Top of Records provided
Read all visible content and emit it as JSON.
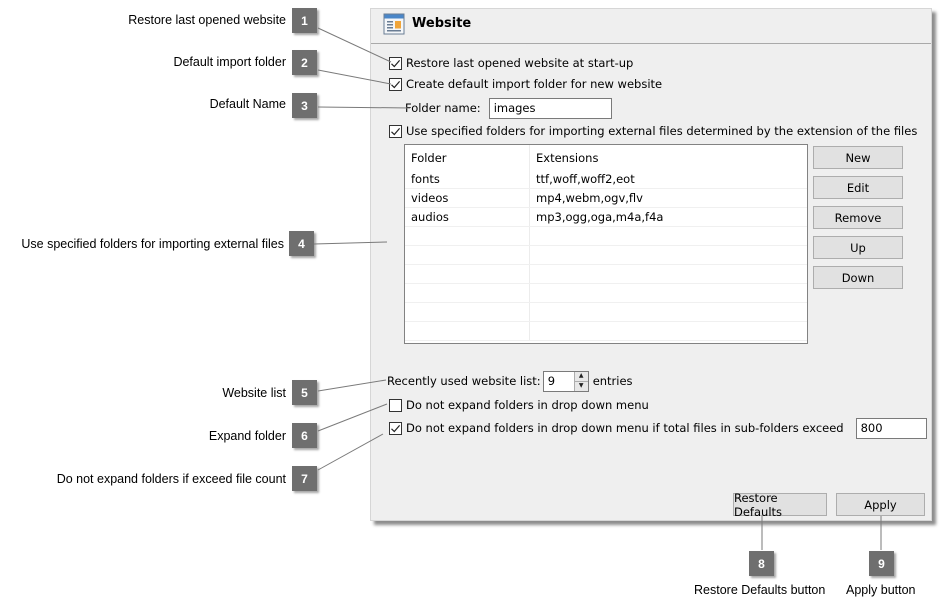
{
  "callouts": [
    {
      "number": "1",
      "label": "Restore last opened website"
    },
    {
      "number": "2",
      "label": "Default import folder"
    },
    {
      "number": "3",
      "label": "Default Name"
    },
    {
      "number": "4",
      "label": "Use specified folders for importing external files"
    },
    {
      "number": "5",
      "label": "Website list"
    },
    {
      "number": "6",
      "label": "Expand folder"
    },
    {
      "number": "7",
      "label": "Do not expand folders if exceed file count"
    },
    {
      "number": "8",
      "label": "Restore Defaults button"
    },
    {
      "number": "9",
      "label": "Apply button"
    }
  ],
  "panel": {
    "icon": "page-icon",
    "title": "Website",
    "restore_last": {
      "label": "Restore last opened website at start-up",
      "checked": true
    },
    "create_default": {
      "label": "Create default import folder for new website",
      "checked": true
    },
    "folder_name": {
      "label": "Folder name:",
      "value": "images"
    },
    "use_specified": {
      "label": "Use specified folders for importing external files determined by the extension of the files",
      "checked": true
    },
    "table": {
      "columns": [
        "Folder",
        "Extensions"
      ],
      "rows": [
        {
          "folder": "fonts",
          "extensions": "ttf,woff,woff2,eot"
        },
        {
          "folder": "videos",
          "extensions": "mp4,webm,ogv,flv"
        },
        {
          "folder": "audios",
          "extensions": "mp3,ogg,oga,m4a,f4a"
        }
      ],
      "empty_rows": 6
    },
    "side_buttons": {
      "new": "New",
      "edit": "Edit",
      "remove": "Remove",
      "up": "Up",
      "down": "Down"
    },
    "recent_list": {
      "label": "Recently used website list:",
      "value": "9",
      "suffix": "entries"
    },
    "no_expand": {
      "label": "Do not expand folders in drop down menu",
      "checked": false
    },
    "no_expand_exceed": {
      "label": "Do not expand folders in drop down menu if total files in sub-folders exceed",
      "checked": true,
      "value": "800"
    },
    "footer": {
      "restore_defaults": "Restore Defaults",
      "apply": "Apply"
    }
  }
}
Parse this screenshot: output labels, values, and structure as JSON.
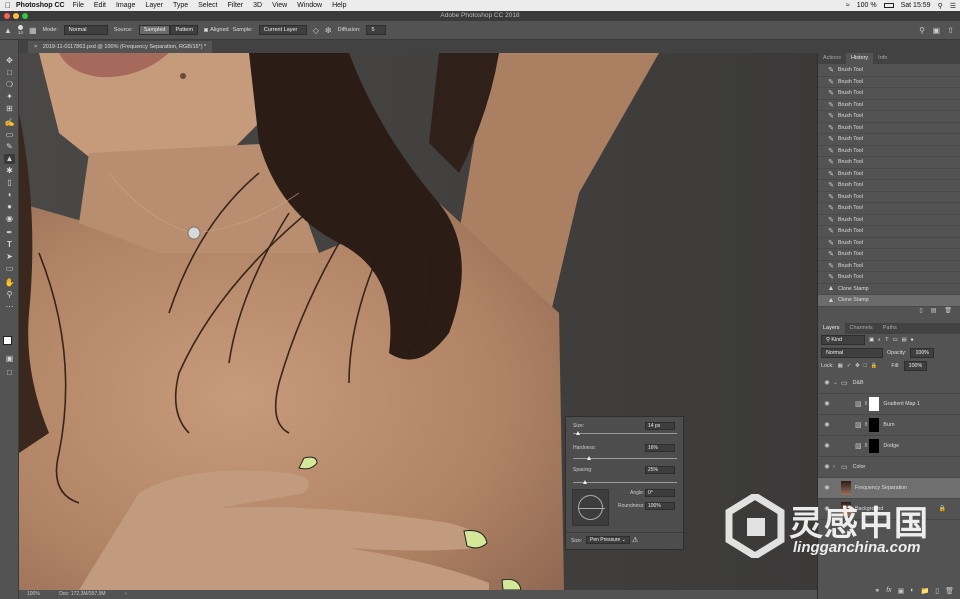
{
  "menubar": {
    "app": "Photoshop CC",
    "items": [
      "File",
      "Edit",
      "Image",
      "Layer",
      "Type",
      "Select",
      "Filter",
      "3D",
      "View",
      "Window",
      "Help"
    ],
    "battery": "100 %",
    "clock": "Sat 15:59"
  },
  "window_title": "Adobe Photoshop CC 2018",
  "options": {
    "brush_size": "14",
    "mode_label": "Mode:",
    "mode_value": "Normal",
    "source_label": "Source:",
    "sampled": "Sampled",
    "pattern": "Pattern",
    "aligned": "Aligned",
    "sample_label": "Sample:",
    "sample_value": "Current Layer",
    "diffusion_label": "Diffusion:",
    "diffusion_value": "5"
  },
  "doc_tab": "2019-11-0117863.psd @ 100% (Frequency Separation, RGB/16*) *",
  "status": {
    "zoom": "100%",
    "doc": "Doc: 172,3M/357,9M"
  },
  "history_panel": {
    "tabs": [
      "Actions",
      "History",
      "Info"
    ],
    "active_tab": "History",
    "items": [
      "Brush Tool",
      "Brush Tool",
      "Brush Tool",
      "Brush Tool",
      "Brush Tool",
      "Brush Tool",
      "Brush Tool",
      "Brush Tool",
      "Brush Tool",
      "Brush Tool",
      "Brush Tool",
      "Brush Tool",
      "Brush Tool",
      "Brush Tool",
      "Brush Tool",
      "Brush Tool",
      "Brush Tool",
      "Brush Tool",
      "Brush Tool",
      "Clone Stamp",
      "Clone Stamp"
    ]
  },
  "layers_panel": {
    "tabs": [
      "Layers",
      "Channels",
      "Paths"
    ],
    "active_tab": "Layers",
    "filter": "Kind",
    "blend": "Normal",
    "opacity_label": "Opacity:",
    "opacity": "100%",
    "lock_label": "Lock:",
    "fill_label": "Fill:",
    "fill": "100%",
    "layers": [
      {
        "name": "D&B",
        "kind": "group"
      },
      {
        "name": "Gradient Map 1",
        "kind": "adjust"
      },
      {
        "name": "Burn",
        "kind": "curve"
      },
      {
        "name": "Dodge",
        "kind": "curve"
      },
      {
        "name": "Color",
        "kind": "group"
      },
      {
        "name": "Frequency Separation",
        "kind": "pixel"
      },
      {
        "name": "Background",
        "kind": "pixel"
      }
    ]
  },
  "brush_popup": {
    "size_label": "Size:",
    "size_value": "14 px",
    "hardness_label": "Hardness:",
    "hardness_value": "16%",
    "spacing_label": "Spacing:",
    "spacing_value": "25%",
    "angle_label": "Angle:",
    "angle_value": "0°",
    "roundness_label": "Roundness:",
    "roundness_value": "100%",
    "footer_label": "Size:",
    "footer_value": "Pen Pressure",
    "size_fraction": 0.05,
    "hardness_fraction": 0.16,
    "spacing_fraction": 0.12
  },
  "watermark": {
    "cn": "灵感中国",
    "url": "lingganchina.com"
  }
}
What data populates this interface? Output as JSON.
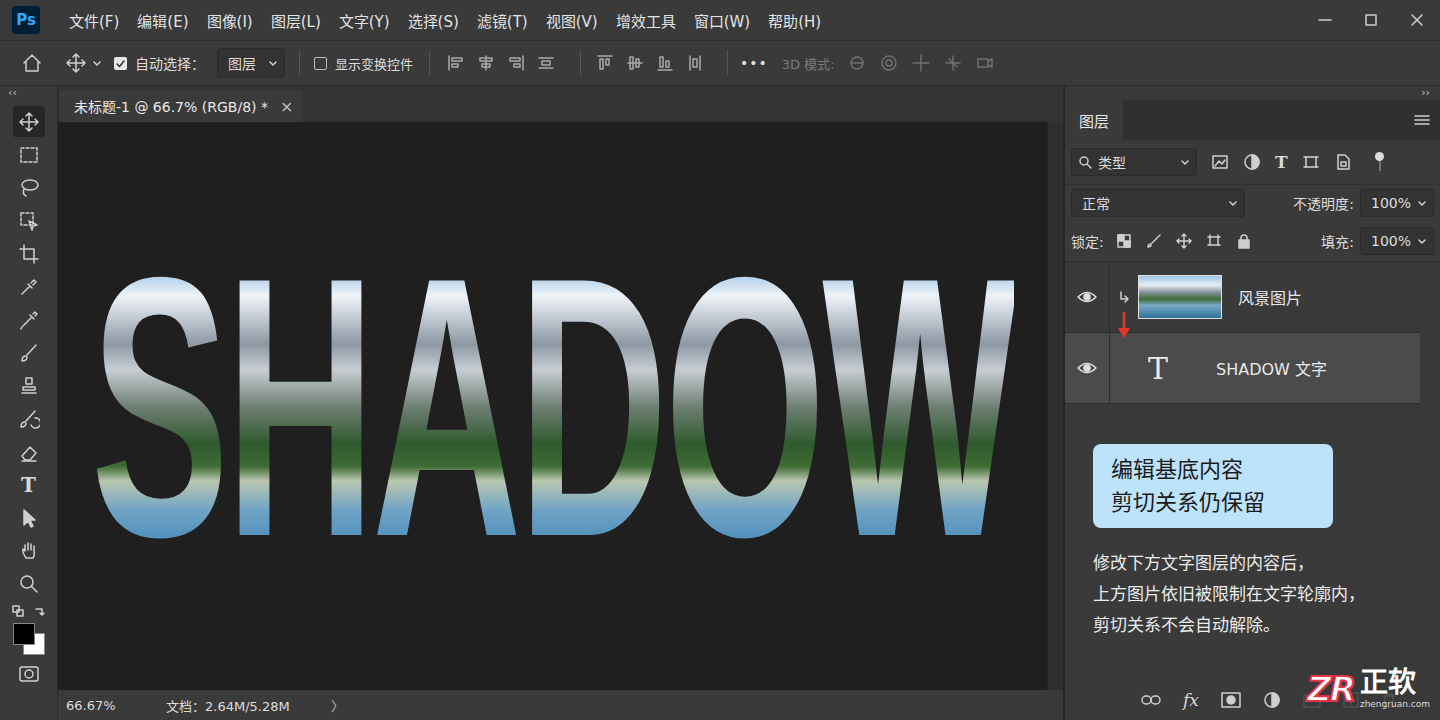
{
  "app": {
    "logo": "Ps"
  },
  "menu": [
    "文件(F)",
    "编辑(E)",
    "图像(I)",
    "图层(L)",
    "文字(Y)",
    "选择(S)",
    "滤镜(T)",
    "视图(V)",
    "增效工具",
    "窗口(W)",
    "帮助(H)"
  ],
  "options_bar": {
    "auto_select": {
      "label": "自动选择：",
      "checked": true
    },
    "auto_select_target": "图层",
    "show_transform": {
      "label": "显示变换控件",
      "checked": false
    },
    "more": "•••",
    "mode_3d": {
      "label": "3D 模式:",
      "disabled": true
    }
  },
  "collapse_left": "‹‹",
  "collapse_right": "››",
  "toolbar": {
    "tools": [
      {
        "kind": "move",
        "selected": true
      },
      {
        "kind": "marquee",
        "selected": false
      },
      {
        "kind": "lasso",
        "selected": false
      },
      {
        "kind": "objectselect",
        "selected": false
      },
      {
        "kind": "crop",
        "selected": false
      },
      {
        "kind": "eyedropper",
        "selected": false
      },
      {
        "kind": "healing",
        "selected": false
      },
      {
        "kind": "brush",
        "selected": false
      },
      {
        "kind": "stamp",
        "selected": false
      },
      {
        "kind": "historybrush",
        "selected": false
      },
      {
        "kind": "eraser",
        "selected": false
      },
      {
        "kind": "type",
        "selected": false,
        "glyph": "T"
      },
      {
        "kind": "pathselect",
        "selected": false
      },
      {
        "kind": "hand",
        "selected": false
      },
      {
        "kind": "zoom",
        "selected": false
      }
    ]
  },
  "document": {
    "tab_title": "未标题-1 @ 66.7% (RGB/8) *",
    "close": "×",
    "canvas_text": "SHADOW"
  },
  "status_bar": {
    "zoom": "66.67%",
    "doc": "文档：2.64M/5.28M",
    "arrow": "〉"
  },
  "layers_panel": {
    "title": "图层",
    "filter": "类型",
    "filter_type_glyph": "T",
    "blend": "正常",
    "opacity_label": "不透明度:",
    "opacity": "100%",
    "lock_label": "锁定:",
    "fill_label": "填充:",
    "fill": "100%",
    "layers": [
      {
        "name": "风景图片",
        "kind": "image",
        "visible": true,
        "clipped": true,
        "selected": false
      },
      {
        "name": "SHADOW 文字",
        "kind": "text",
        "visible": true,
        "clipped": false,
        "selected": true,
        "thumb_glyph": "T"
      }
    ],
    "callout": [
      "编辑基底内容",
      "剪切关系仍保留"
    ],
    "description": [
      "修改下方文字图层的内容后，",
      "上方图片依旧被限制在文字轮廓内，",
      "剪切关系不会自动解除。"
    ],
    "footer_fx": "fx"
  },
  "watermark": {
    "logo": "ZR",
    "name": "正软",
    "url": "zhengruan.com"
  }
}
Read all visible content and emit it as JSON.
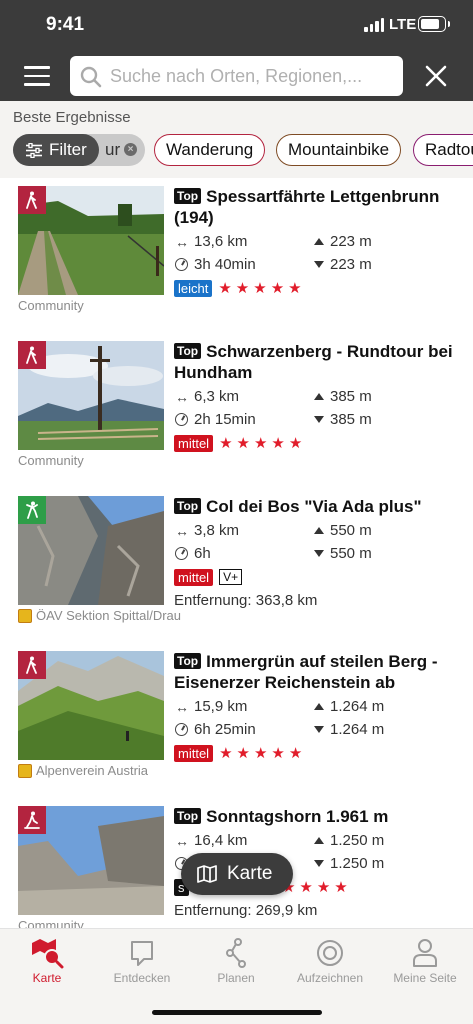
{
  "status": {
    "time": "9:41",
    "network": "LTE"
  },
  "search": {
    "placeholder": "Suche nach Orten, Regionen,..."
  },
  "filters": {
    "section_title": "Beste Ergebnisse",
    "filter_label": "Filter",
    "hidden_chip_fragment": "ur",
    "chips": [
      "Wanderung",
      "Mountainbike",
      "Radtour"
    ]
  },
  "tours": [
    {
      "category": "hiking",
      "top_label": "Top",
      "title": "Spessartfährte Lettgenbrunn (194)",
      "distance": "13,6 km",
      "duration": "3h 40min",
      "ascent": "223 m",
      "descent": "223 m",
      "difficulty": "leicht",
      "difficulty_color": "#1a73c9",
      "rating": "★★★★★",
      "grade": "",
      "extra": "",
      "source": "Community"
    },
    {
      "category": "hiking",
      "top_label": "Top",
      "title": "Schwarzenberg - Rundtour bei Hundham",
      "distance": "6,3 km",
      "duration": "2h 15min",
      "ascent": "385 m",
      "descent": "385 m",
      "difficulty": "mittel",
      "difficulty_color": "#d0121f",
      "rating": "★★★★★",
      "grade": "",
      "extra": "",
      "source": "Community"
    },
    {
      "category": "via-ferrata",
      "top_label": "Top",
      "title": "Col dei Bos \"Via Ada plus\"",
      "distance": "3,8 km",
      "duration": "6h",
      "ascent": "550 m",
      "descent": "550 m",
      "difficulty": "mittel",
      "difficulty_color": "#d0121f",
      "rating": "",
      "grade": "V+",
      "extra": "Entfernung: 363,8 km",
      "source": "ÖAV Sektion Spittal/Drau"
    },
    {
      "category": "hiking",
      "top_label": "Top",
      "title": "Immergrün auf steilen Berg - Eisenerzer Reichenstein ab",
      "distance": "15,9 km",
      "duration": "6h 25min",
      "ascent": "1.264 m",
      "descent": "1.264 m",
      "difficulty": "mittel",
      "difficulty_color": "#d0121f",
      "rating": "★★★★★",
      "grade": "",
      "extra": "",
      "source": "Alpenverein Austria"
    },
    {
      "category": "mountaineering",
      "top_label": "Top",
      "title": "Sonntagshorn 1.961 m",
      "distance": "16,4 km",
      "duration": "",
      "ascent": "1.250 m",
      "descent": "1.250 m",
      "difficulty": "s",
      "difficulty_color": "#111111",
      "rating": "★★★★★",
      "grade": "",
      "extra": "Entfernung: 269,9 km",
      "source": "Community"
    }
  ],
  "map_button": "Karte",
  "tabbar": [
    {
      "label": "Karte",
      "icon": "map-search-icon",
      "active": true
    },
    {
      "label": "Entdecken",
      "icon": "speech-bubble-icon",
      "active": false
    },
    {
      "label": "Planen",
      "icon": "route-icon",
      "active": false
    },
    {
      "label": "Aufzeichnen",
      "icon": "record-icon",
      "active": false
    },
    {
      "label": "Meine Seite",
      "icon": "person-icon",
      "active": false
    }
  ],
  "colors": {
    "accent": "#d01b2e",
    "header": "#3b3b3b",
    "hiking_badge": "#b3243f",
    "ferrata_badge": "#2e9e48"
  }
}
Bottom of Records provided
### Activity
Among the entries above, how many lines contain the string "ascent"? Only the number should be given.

### Answer section
5